Museums capture the imagination, museum pieces known as cricket commentators don’t, and Scrubs is preferred to ancient artefacts
from Roger, Richmond THERE’S a brilliant lifestyle show on the ABC called The Museum. It’s on Tuesdays before the 7pm news. Last week it looked at the British Museum and how difficult it is for it to acquire items of a historic nature with a limited budget. There was one chap who specialises in medals who had only $100,000 a year to buy new ones. And to see the begging and pleading that was needed for the museum to fund the purchase of a slavery artwork was quite distressing. I hope Australian museums don’t operate the same way.
‘Old man’ Chappell
from Col, Carnegie WHEN is Channel 9 going to update its cricket commentary team? Aussie opener Matthew Hayden appears to have reached his use-by date— maybe the same could be said of the Nine commentators. I saw Ian Chappell at the MCG last week and he looks like a very old man— with even older ideas about cricket. My 11-year-old son asked me who he was, as if he thought he was walking on the ground because he was an elderly Make a Wish recipient. It’s time Nine rejuvenated the commentary team with younger blood, people who can relate to young cricket fans such as my son.
Hackett’s reading feat
from Angus, East Melbourne SOMEONE should tell Mrs Richards (Guide, Dec 24) that you can’t go taking potshots at sporting icons such as Grant Hackett, so I’ve appointed myself to the task. Hackett reads slowly, missus, because he was a long-distance swimmer. Only people with small feet are able to talk quickly, and Grant has two enormous plates of meat. If you want a sportscaster to read the news fast, get Channel 9 to use Darren Gauci or Damien Oliver.
Grant can hack it
from Bob Blythe, Scoresby WHAT has happened to the great Aussie tradition of giving a bloke a fair go? Grant Hackett has jumped straight out of the pool into the job of TV sports news presenter. He is going to take time to adjust to his new career and you can see that with experience he will improve. He is a sporting legend and deserves to be given a fair go.
Child’s play no joke
from Neville, Bentleigh East PERHAPS police should consider charging Australia’s Funniest Home Videos producers with child-abuse violations. Not only does this show depict images of children slamming into brick walls and being bashed about the head by playground equipment, but it does so under the banner of comedy. How far has our society sunk that we find children in pain a source of amusement?
Nicholas on the mark
from Maureen Smith, Indented Head TO BARBARA (Guide, Dec 31): at least Mark Nicholas is a polished, top-class commentator who has a command of the English language. Of course, an Australian could front the cricket commentary, but most should do so only after elocution lessons. I cringe every time I hear the word ‘‘Austrayia’’ spoken, along with quick, uneven speech, resulting in words that can’t be understood. Richie Benaud, Ian Healy, Ian Chappell and even Tony Greig, along with Nicholas, are a pleasure to listen to, and have such a broad knowledge of the game as well.
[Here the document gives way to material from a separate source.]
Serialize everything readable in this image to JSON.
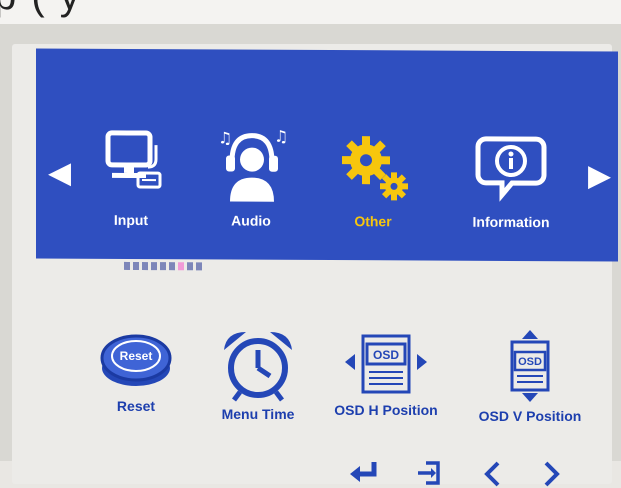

Return right as rain
from Grateful, email THANK you Aunty for putting Rain Shadow back on. This is not a feelgood series but it certainly makes you realise how easy most of us have it. It is emotional, thought-provoking and at times humorous, and well worth watching.
Scrubs instead of duds
from Troy, Noble Park IT’S the silly season and Channel 7 is dusting off all the duds ( Rich List, Las Vegas). Yet the earliest timeslot they can find for Scrubs is still 10.30pm. What a joke! It would have been the perfect show for the 7pm slot, but instead they keep filling it with old episodes of How I Met Your Mother, which is about as funny as, well, the American Kath & Kim.